Their greatest strength is the trust and optimism that endears them to others and so gain help and support on their quest.
Their main danger is that they may be blind to their obvious weaknesses or perhaps deny them. They can also become dependent on others to fulfil their heroic tasks.
The Orphan, fearing exploitation, seeks to regain the comfort of the womb and neonatal safety in the arms of loving parents. To fulfil their quest they must go through the agonies of the developmental stages they have missed.
Their strength is the interdependence and pragmatic realism that they had to learn at an early age. A hazard is that they will fall into the victim mentality and so never achieve a heroic position.
The Warrior is relatively simple in their thought patterns, seeking simply to win whatever confronts them, including the dragons that live inside the mind and their underlying fear of weakness.
Their challenge is to bring meaning to what they do, perhaps choosing their battles wisely, which they do using courage and the warrior's discipline.
Caregivers first seek to help others, which they do with compassion and generosity.

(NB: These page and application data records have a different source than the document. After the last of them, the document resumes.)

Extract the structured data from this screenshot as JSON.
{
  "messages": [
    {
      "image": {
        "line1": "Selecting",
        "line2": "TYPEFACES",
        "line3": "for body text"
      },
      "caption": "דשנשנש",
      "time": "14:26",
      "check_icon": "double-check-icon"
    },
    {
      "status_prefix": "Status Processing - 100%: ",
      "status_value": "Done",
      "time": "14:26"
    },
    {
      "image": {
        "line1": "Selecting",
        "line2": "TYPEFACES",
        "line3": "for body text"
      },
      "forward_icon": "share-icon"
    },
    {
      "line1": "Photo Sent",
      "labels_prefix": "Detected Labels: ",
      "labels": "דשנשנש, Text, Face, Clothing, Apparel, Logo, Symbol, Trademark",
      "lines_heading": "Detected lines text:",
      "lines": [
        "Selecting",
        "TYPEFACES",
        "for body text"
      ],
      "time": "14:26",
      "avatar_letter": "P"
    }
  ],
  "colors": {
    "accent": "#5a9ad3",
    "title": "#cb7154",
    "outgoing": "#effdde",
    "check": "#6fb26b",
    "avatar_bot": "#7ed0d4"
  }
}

A risk they take is that in their pursuit to help others they may end up being harmed themselves.
They dislike selfishness, especially in themselves, and fear what it might make them.
Seekers are looking for something that will improve their life in some way, but in doing so may not realize that they have much already inside themselves.
They embrace learning and are ambitious in their quest and often avoid the encumbrance of support from others. Needing to 'do it themselves', they keep moving until they find their goal (and usually their true self too).
The Lover seeks the bliss of true love and the syzygy of the divine couple.
They often show the passion that they seek in a relationship in their energy and commitment to gaining the reciprocal love of another.
They fear both being alone and losing the love that they have gained, driving them to constantly sustain their love relationships.
The Destroyer is a paradoxical character whose destructiveness reflects the death drive and an inner fear of annihilation. As a fighter, they are thus careless of their own safety and may put others in danger too.
Their quest is to change, to let go of their anger or whatever force drives them and return to balance, finding the life drive that will sustain them. Living on the cusp of life and death, they are often surprisingly humble.
Creators, fearing that all is an illusion, seek to prove reality outside of their minds.
A critical part of their quest is in finding and accepting themselves, discovering their true identity in relation to the external world.
The Ruler's quest is to create order and structure and hence an effective society in which the subjects of the Ruler can live productive and relatively happy lives.
This is not necessarily an easy task, as order and chaos are not far apart, and the Ruler has to commit themself fully to the task. The buck stops with them and they must thus be wholly responsible -- for which they need ultimate authority.
The Magician's quest is not to 'do magic' but to transform or change something or someone in some way.
The Magician has significant power and as such may be feared. They may also fear themselves and their potential to do harm.
Perhaps their ultimate goal is to transform themselves, achieving a higher plane of existence.
The Sage is a seeker after truth and enlightenment and journeys far in search of the next golden nugget of knowledge.
The danger for the sage and their deep fear is that their hard-won wisdom is built on the sand of falsehood. Their best hope is that they play from a position of objective honesty and learn to see with a clarity that knows truth and untruth.
The goal of the Fool is perhaps the wisest goal of all, which is just to enjoy life as it is, with all its paradoxes and dilemmas.
What causes most dread in the Fool is a lack of stimulation and being 'not alive'. They must seek to 'be', perhaps as the Sage, but may not understand this.
Pearson, C.S. (1991). Awakening the Heroes Within: Twelve Archetypes to Help Us Find Ourselves and Transform Our World, CA: HarperSanFrancisco